“William J. Hicks II, MD, is a neurologist specializing in vascular neurology. As a vascular neurologist, Dr. Hicks specializes in conditions of the cerebrovascular system, including ischemic and hemorrhagic strokes. His main areas of interest include rapid access to acute stroke rescue therapies and clinical trials. Dr. Hicks serves as the co-director of the River- side Methodist Hospital Comprehensive Stroke Center.

Dr. Hicks completed his undergraduate degree from Morehouse College and received his Doctor of Medicine degree from Howard University College of Medicine in Washington, D.C. He completed his neurology residency at Henry Ford Hospital in Detroit, Michigan, where he served as chief resident and was recognized as Resident of the Year. Following his residency, Dr. Hicks completed a two-year, NIH-funded vascular neurology fellowship at the University of Texas Health Sciences Center at Houston.

When it comes to patient care, Dr. Hicks takes great pride in being the voice for his patients. Outside of acute stroke cases in the emergency room, he does not see time as an issue when it comes to getting to know his patients and their families on a personal level. This includes speaking with them to provide further explanation and counseling, following a potentially life-altering condition.

In addition to his clinical role at OhioHealth, Dr. Hicks is an active member in the cen- tral Ohio medical community. He currently serves as the president-elect of the Columbus American Heart Association/American Stroke Association, marking the first time a neurol- ogist has served in this role for the organization. Dr. Hicks also enjoys participating in clin- ical research presentations and volunteering for health- and wellness-related public service.

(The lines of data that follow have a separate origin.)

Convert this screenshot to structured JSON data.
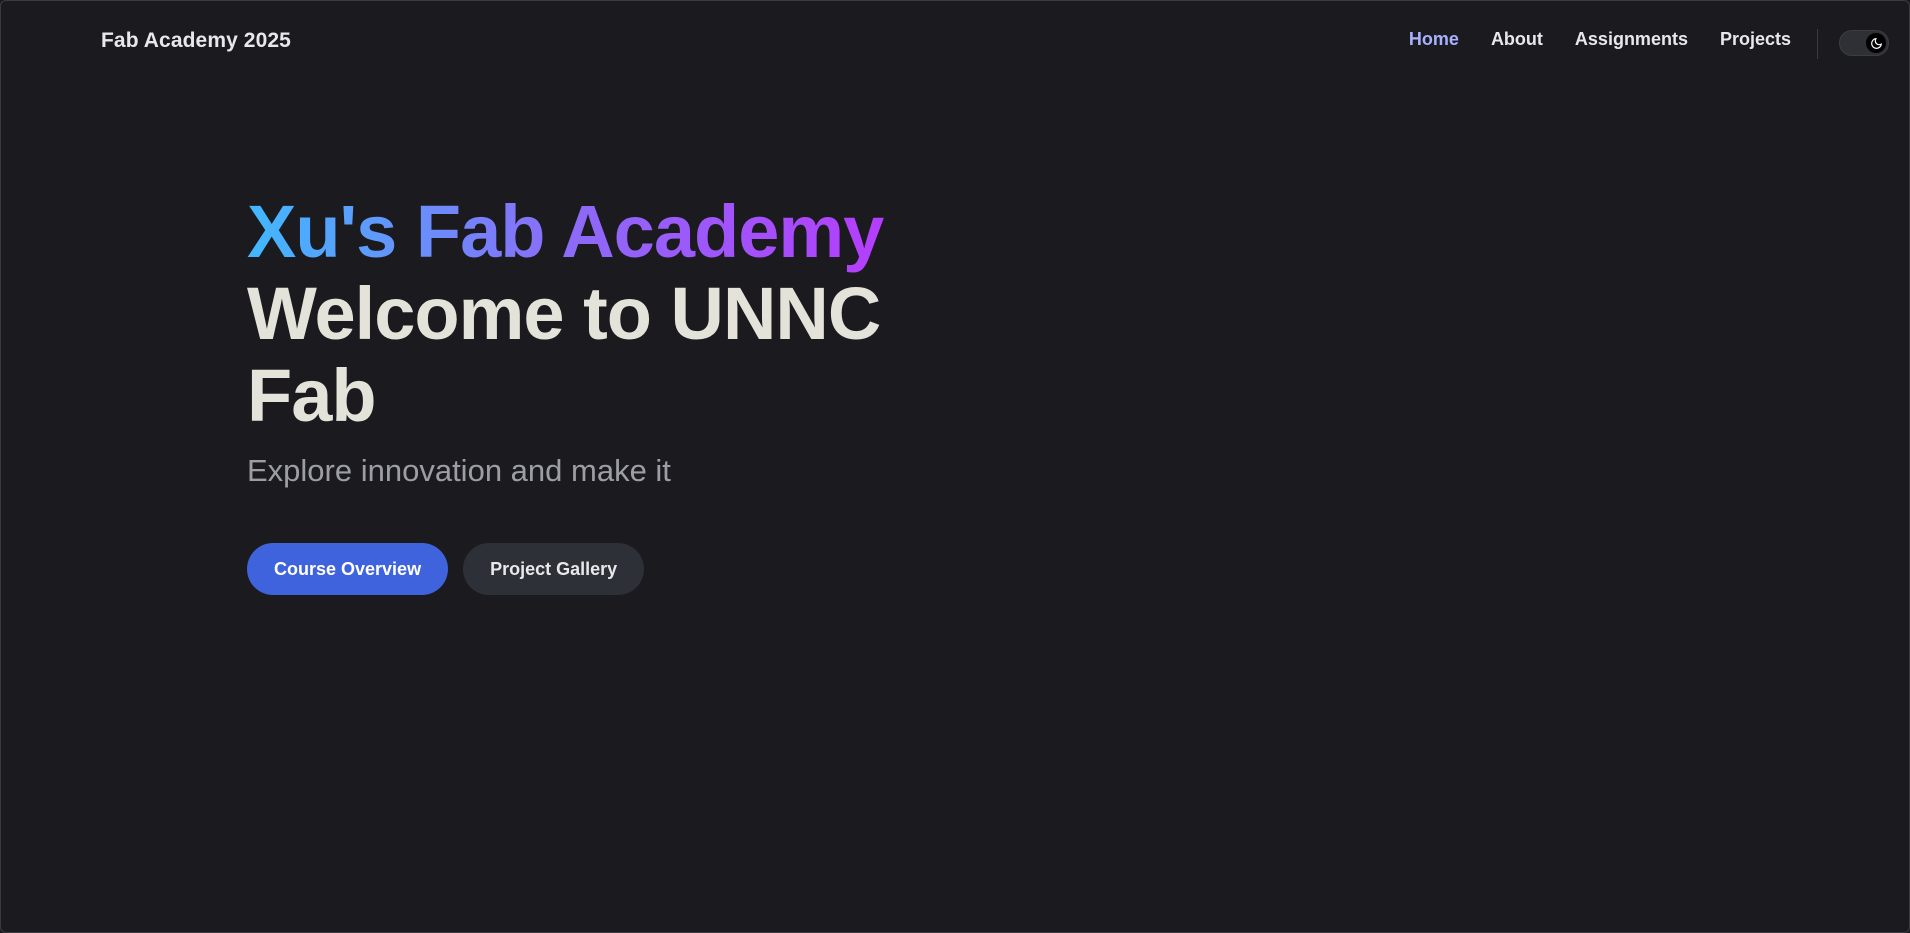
{
  "nav": {
    "site_title": "Fab Academy 2025",
    "links": [
      {
        "label": "Home",
        "active": true
      },
      {
        "label": "About",
        "active": false
      },
      {
        "label": "Assignments",
        "active": false
      },
      {
        "label": "Projects",
        "active": false
      }
    ],
    "theme_toggle_icon": "moon-icon"
  },
  "hero": {
    "name": "Xu's Fab Academy",
    "text": "Welcome to UNNC Fab",
    "tagline": "Explore innovation and make it",
    "actions": {
      "primary": "Course Overview",
      "secondary": "Project Gallery"
    }
  },
  "colors": {
    "background": "#1b1b1f",
    "nav_active": "#a8b1ff",
    "gradient_start": "#41b8ff",
    "gradient_end": "#bd34fe",
    "primary_button": "#3e63dd",
    "secondary_button": "#2e3038",
    "hero_text": "#e3e3da",
    "tagline": "#9d9da5"
  }
}
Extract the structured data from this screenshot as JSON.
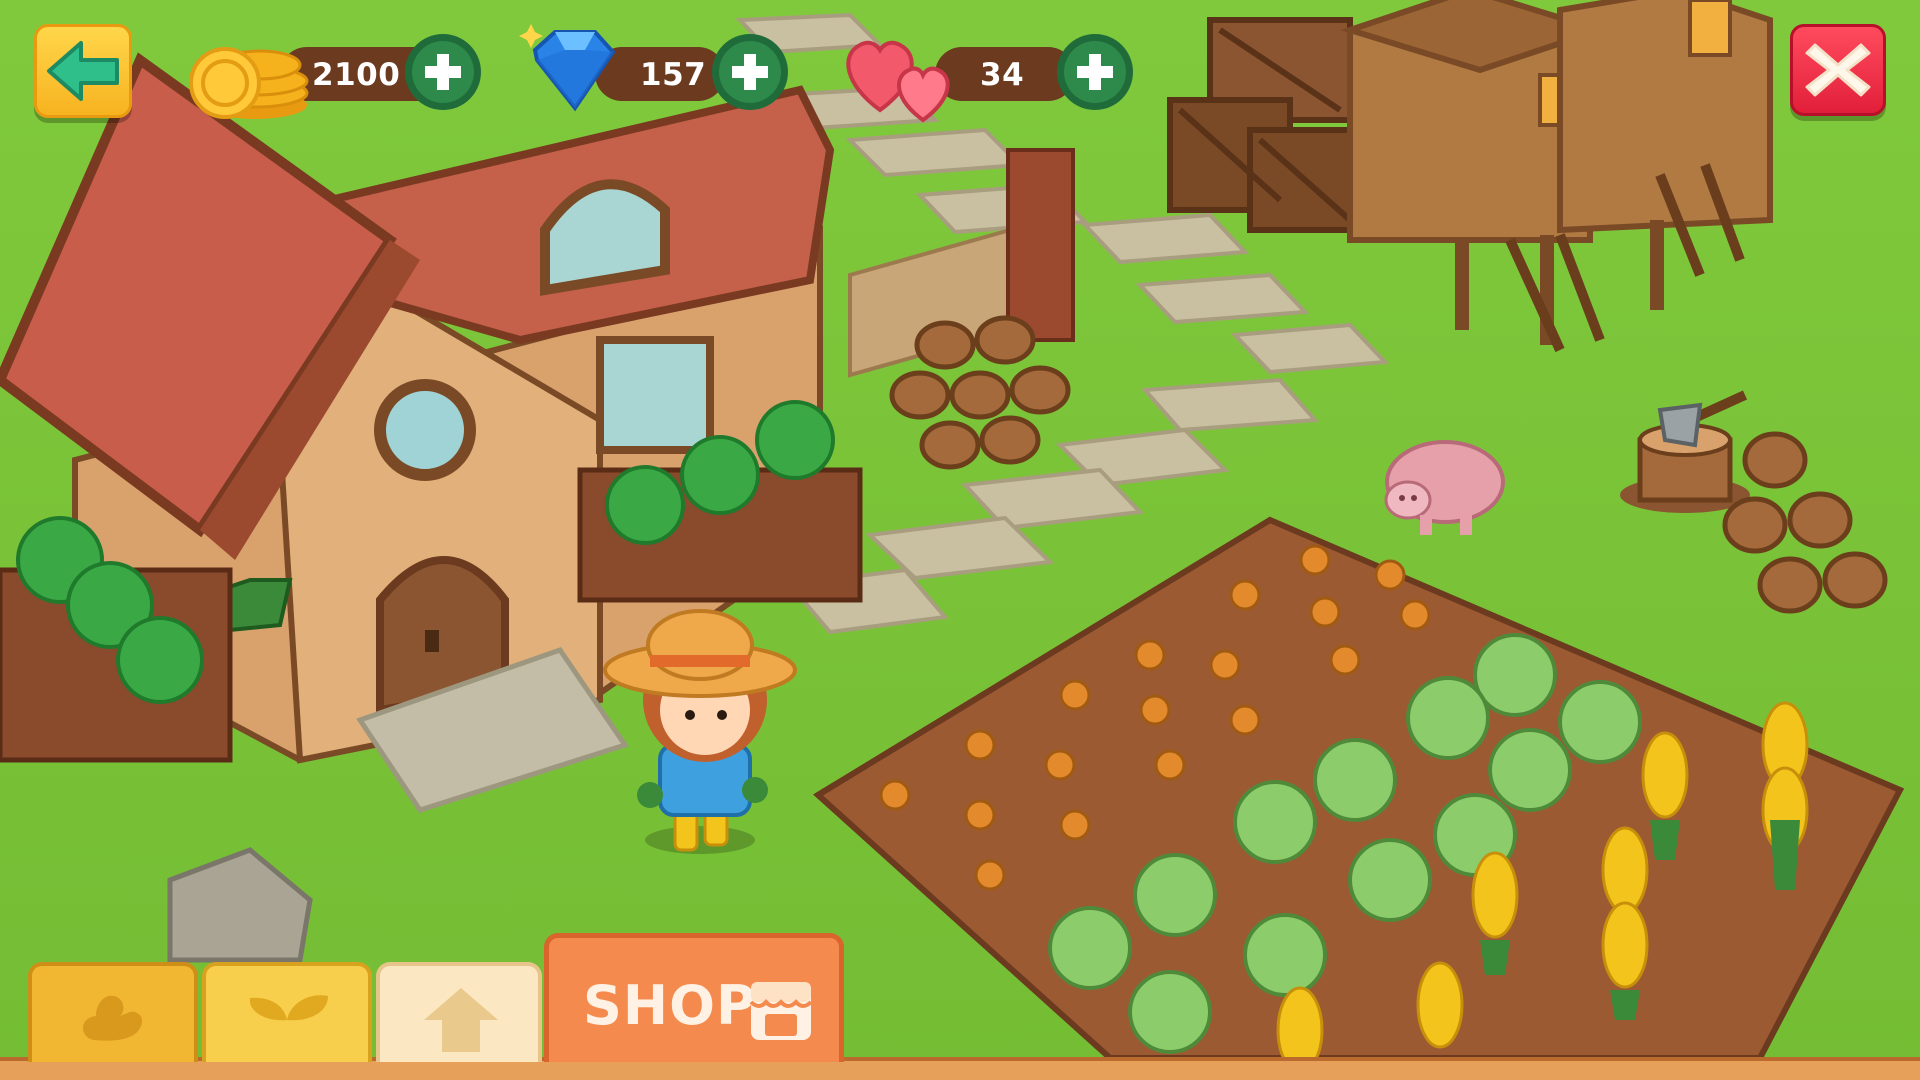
{
  "hud": {
    "back_icon": "arrow-left-icon",
    "close_icon": "close-x-icon",
    "coins": {
      "icon": "coin-stack-icon",
      "value": "2100"
    },
    "gems": {
      "icon": "diamond-icon",
      "value": "157"
    },
    "lives": {
      "icon": "hearts-icon",
      "value": "34"
    }
  },
  "toolbar": {
    "tabs": [
      {
        "id": "animals",
        "icon": "duck-icon"
      },
      {
        "id": "crops",
        "icon": "sprout-icon"
      },
      {
        "id": "upgrade",
        "icon": "house-arrow-icon"
      },
      {
        "id": "shop",
        "label": "SHOP",
        "icon": "shop-stall-icon"
      }
    ]
  },
  "colors": {
    "grass": "#7cc63a",
    "soil": "#9c5a33",
    "wood": "#7a4a26",
    "coin_gold": "#f6b21c",
    "gem_blue": "#2a84e8",
    "heart_red": "#f25a6c",
    "plus_green": "#2d8a4a",
    "shop_orange": "#f58a4e"
  }
}
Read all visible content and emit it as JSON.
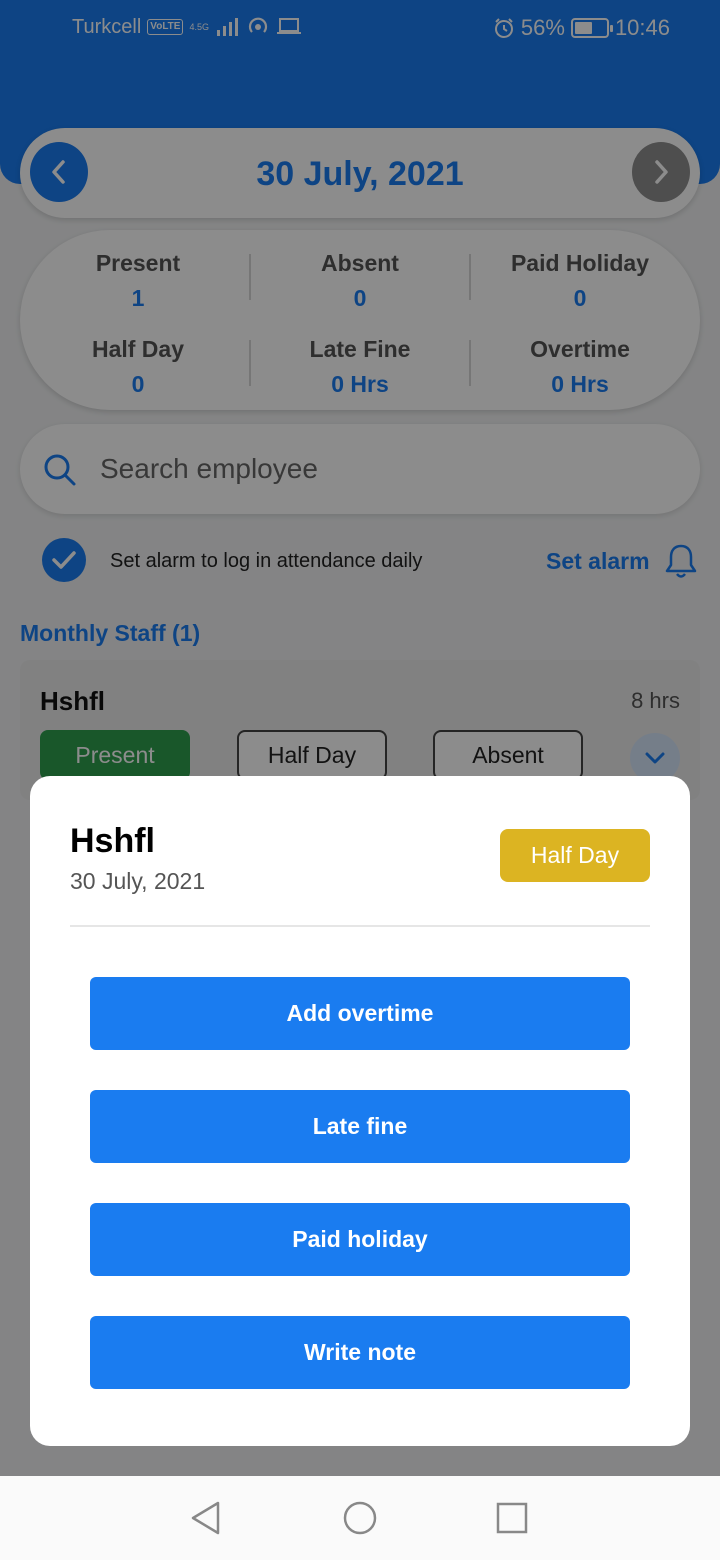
{
  "status_bar": {
    "carrier": "Turkcell",
    "volte": "VoLTE",
    "network": "4.5G",
    "battery": "56%",
    "battery_level": 0.56,
    "time": "10:46"
  },
  "header": {
    "date": "30 July, 2021"
  },
  "stats": [
    {
      "label": "Present",
      "value": "1"
    },
    {
      "label": "Absent",
      "value": "0"
    },
    {
      "label": "Paid Holiday",
      "value": "0"
    },
    {
      "label": "Half Day",
      "value": "0"
    },
    {
      "label": "Late Fine",
      "value": "0 Hrs"
    },
    {
      "label": "Overtime",
      "value": "0 Hrs"
    }
  ],
  "search": {
    "placeholder": "Search employee"
  },
  "alarm": {
    "text": "Set alarm to log in attendance daily",
    "button_label": "Set alarm"
  },
  "section": {
    "title": "Monthly Staff (1)"
  },
  "staff": {
    "name": "Hshfl",
    "hours": "8 hrs",
    "buttons": [
      "Present",
      "Half Day",
      "Absent"
    ]
  },
  "modal": {
    "name": "Hshfl",
    "date": "30 July, 2021",
    "badge": "Half Day",
    "actions": [
      "Add overtime",
      "Late fine",
      "Paid holiday",
      "Write note"
    ]
  },
  "colors": {
    "primary": "#1a7cf0",
    "present": "#2e9e4d",
    "half_day_badge": "#dcb422"
  }
}
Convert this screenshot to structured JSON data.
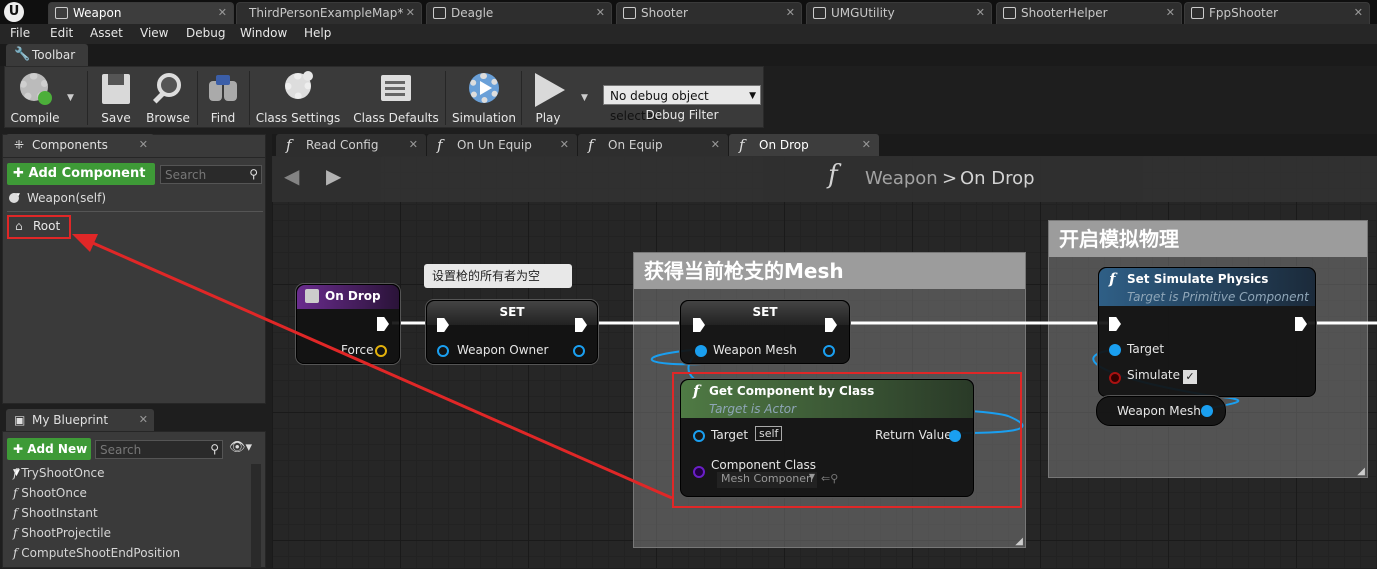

Outside of work, Dr. Hicks enjoys spending time with his wife, two children and German shepherd, Slice.”

Source: OhioHealth.com